Why do we identify with the protagonist of "To Build a Fire"?
It is especially interesting to note that there is nothing at all likable about the solitary man in Jack London's story, and yet this man engages our sympathy. He is portrayed as brutal, selfish, and not particularly intelligent. He treats his poor dog with cruelty, and toward the end he tries to kill it so he can warm his frozen hands in the dead body. The author gives him an unpleasant appearance with his shaggy beard filled with frozen tobacco juice. And yet we identify with him because he is the only human being in the whole picture. There is a conflict between man and nature, and, being human ourselves, we find ourselves identifying with the man. Furthermore, we are held in his point of view from the beginning until he is dead in the snow. After that we identify briefly with the dog, because now it is a conflict of an animal against nature, and we are closer to the animal than to the blinding-white, ice-cold, forbidding landscape. The story shows that a viewpoint character does not have to have any good qualities, any redeeming features, in order to evoke reader identification. The reader sometimes identifies with a character on the basis of his or her motivation and the problems created by that motivation; and the reader almost always identifies with the character through whose point of view the story is revealed.

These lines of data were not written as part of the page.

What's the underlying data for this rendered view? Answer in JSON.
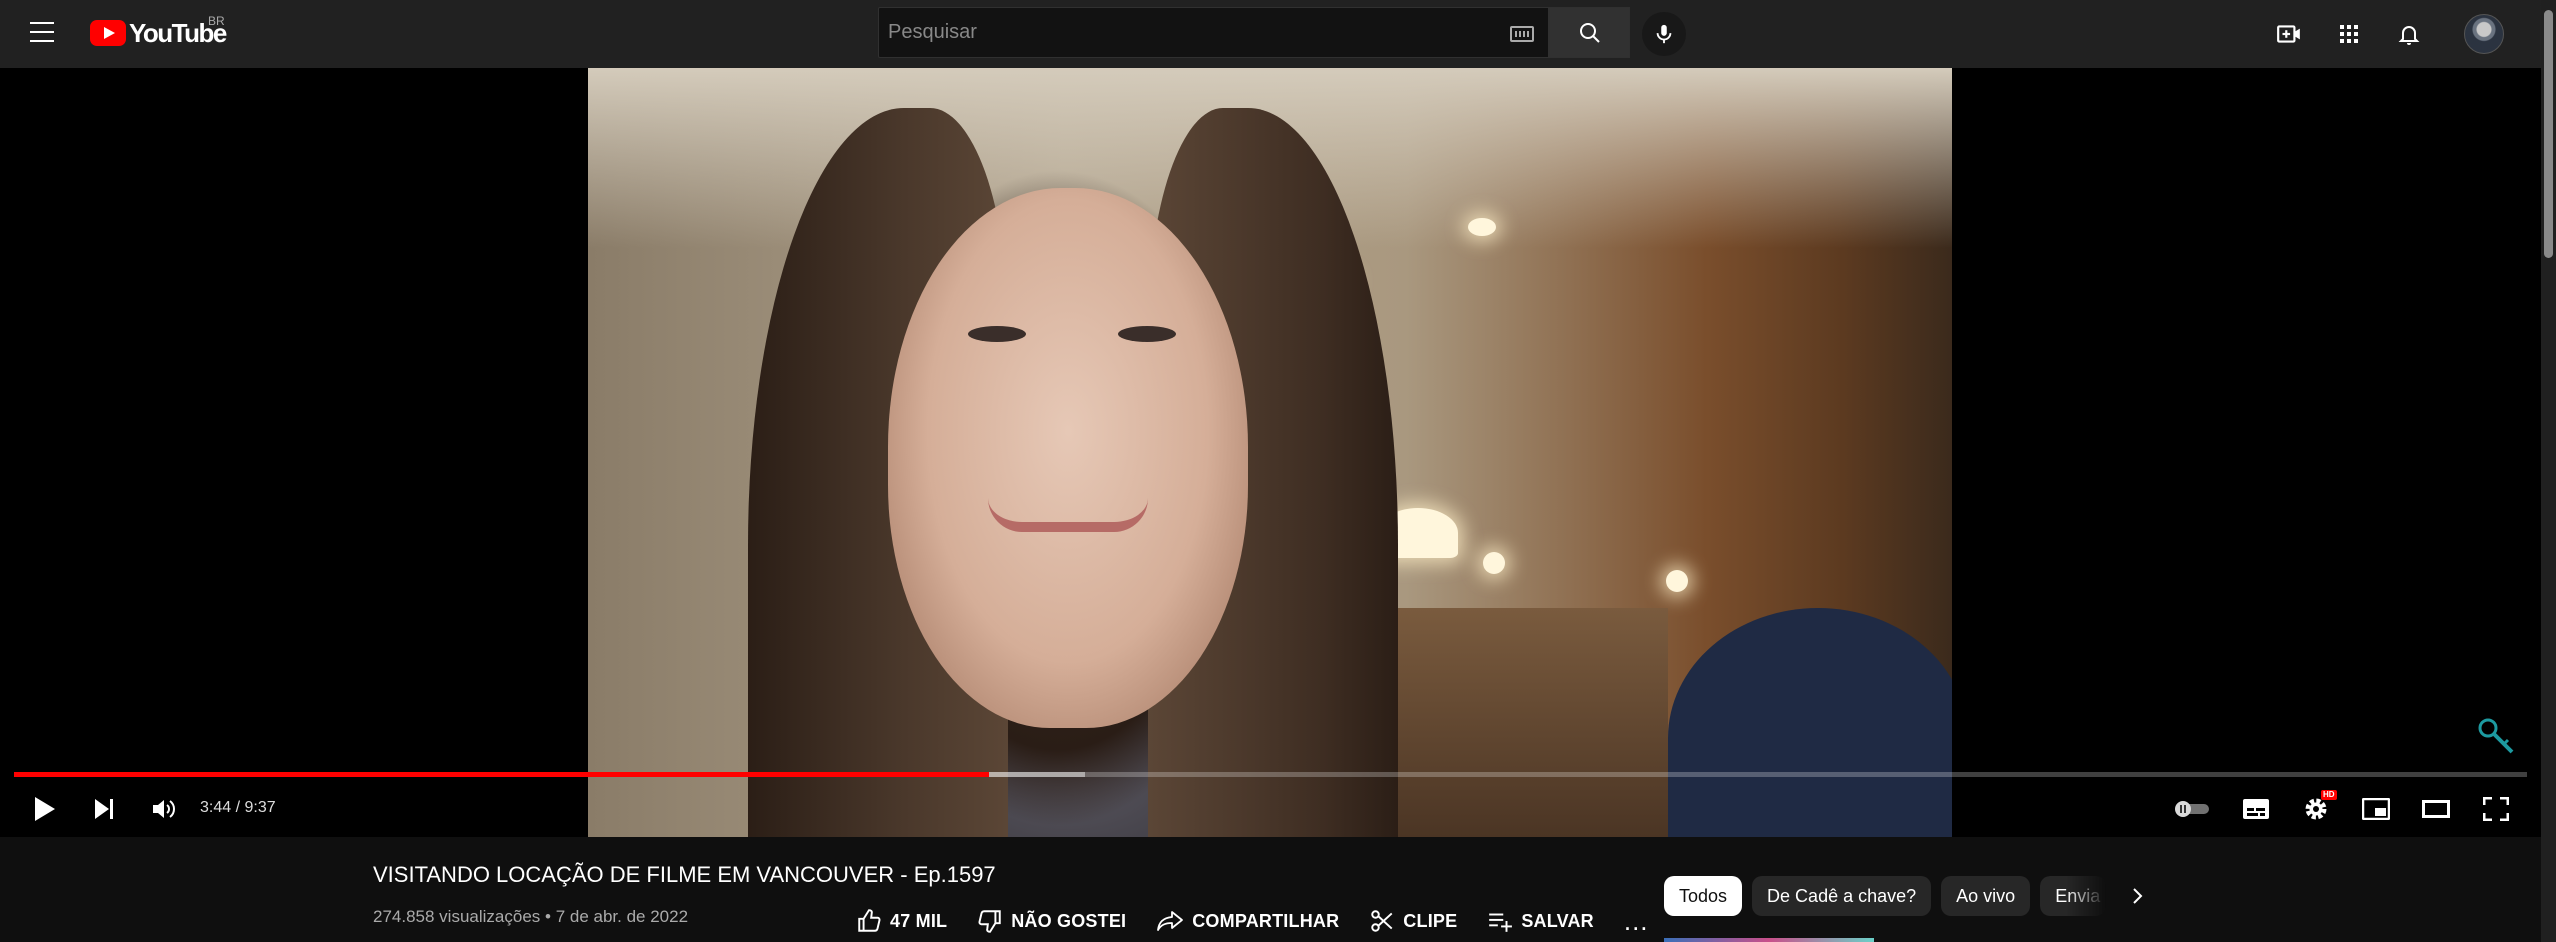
{
  "header": {
    "logo_text": "YouTube",
    "region": "BR",
    "search_placeholder": "Pesquisar",
    "icons": [
      "menu-icon",
      "keyboard-icon",
      "search-icon",
      "mic-icon",
      "create-icon",
      "apps-icon",
      "notifications-icon",
      "avatar"
    ]
  },
  "player": {
    "current_time": "3:44",
    "separator": " / ",
    "duration": "9:37",
    "played_fraction": 0.388,
    "buffered_fraction": 0.426,
    "colors": {
      "progress": "#ff0000"
    },
    "icons": [
      "play-icon",
      "next-icon",
      "volume-icon",
      "autoplay-toggle-icon",
      "subtitles-icon",
      "settings-icon",
      "miniplayer-icon",
      "theater-icon",
      "fullscreen-icon"
    ],
    "settings_badge": "HD"
  },
  "video": {
    "title": "VISITANDO LOCAÇÃO DE FILME EM VANCOUVER - Ep.1597",
    "views": "274.858 visualizações",
    "dot": " • ",
    "date": "7 de abr. de 2022"
  },
  "actions": {
    "like": "47 MIL",
    "dislike": "NÃO GOSTEI",
    "share": "COMPARTILHAR",
    "clip": "CLIPE",
    "save": "SALVAR",
    "more": "..."
  },
  "chips": [
    "Todos",
    "De Cadê a chave?",
    "Ao vivo",
    "Envia"
  ]
}
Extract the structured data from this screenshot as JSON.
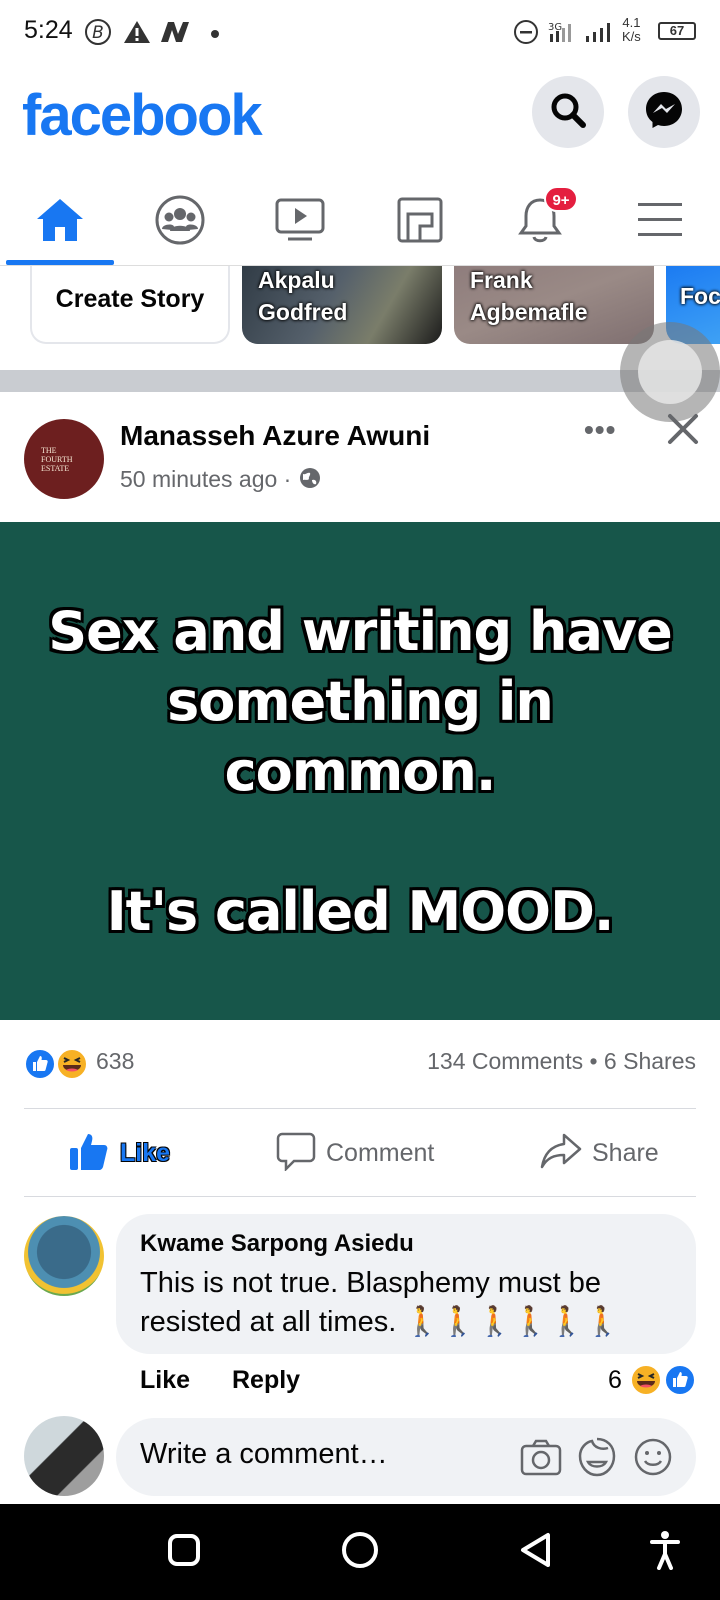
{
  "status_bar": {
    "time": "5:24",
    "network_speed_value": "4.1",
    "network_speed_unit": "K/s",
    "battery": "67",
    "icons": [
      "bitcoin-icon",
      "warning-icon",
      "n-icon",
      "dot-icon",
      "dnd-icon",
      "signal-3g-icon",
      "signal-icon"
    ]
  },
  "header": {
    "logo": "facebook",
    "brand_color": "#1877f2",
    "search_icon": "search-icon",
    "messenger_icon": "messenger-icon"
  },
  "nav": {
    "tabs": [
      {
        "name": "home",
        "icon": "home-icon",
        "active": true
      },
      {
        "name": "groups",
        "icon": "groups-icon"
      },
      {
        "name": "watch",
        "icon": "video-icon"
      },
      {
        "name": "marketplace",
        "icon": "marketplace-icon"
      },
      {
        "name": "notifications",
        "icon": "bell-icon",
        "badge": "9+"
      },
      {
        "name": "menu",
        "icon": "menu-icon"
      }
    ]
  },
  "stories": {
    "create_label": "Create Story",
    "items": [
      {
        "name_line1": "Akpalu",
        "name_line2": "Godfred"
      },
      {
        "name_line1": "Frank",
        "name_line2": "Agbemafle"
      },
      {
        "name_line1": "Foc",
        "name_line2": ""
      }
    ]
  },
  "post": {
    "avatar_text": "THE FOURTH ESTATE",
    "author": "Manasseh Azure Awuni",
    "time": "50 minutes ago",
    "time_separator": "·",
    "more": "•••",
    "background_color": "#17564a",
    "lines": [
      "Sex and writing have",
      "something in",
      "common.",
      "It's called MOOD."
    ],
    "reaction_count": "638",
    "comments_shares": "134 Comments • 6 Shares",
    "actions": {
      "like": "Like",
      "comment": "Comment",
      "share": "Share"
    }
  },
  "comment": {
    "author": "Kwame Sarpong Asiedu",
    "text": "This is not true. Blasphemy must be resisted at all times. 🚶🚶🚶🚶🚶🚶",
    "like": "Like",
    "reply": "Reply",
    "reaction_count": "6"
  },
  "write_comment": {
    "placeholder": "Write a comment…"
  }
}
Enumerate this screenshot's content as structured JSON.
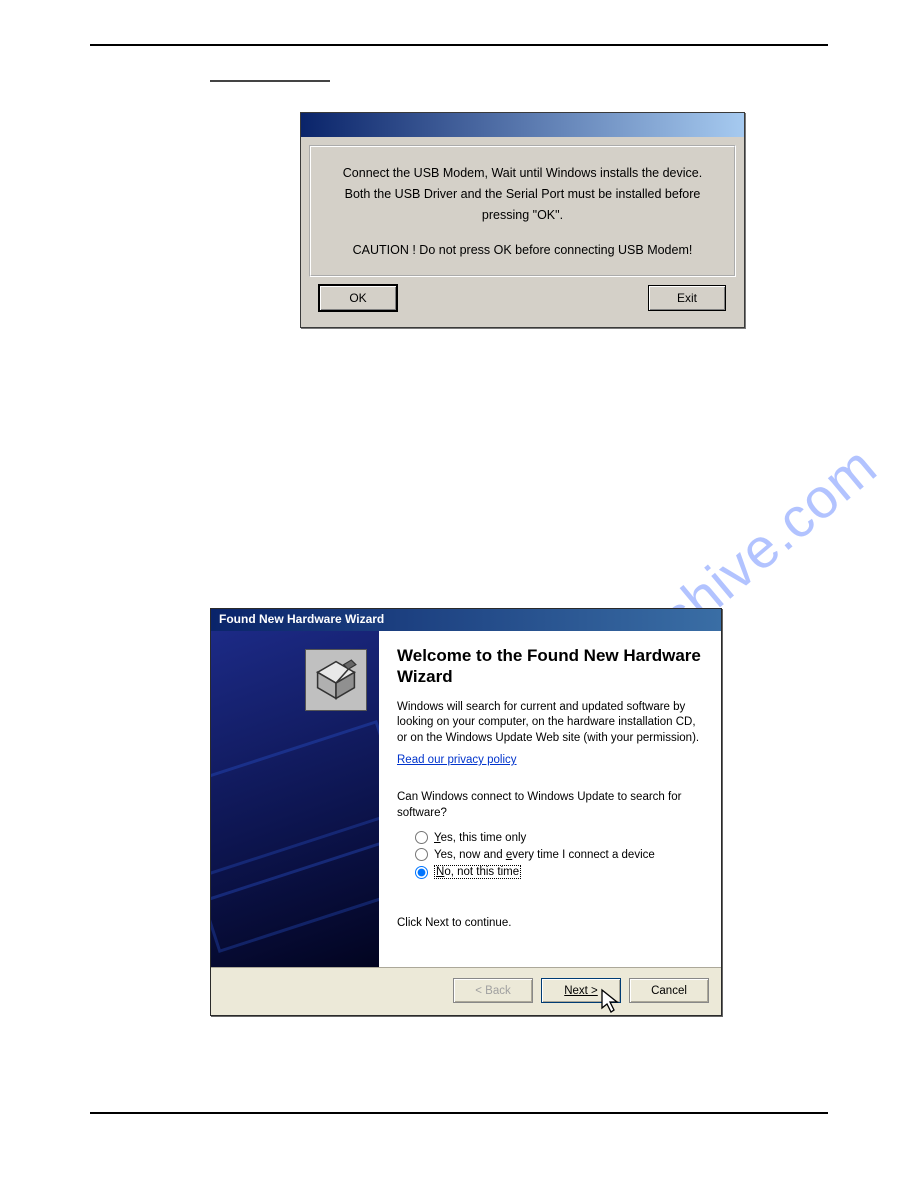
{
  "msgbox": {
    "line1": "Connect the USB Modem, Wait until Windows installs the device.",
    "line2": "Both the USB Driver and the Serial Port must be installed before",
    "line3": "pressing \"OK\".",
    "caution": "CAUTION ! Do not press OK before connecting USB Modem!",
    "ok_label": "OK",
    "exit_label": "Exit"
  },
  "watermark": "manualshive.com",
  "wizard": {
    "title": "Found New Hardware Wizard",
    "heading": "Welcome to the Found New Hardware Wizard",
    "desc": "Windows will search for current and updated software by looking on your computer, on the hardware installation CD, or on the Windows Update Web site (with your permission).",
    "privacy_link": "Read our privacy policy",
    "question": "Can Windows connect to Windows Update to search for software?",
    "radio1_pre": "Y",
    "radio1_post": "es, this time only",
    "radio2_pre": "Yes, now and ",
    "radio2_mn": "e",
    "radio2_post": "very time I connect a device",
    "radio3_pre": "N",
    "radio3_post": "o, not this time",
    "continue": "Click Next to continue.",
    "back_label": "< Back",
    "next_label": "Next >",
    "cancel_label": "Cancel"
  }
}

It is, of course, significant that the man is all alone in the frozen wilderness. This symbolizes nature's indifference and man's essential loneliness in a godless universe.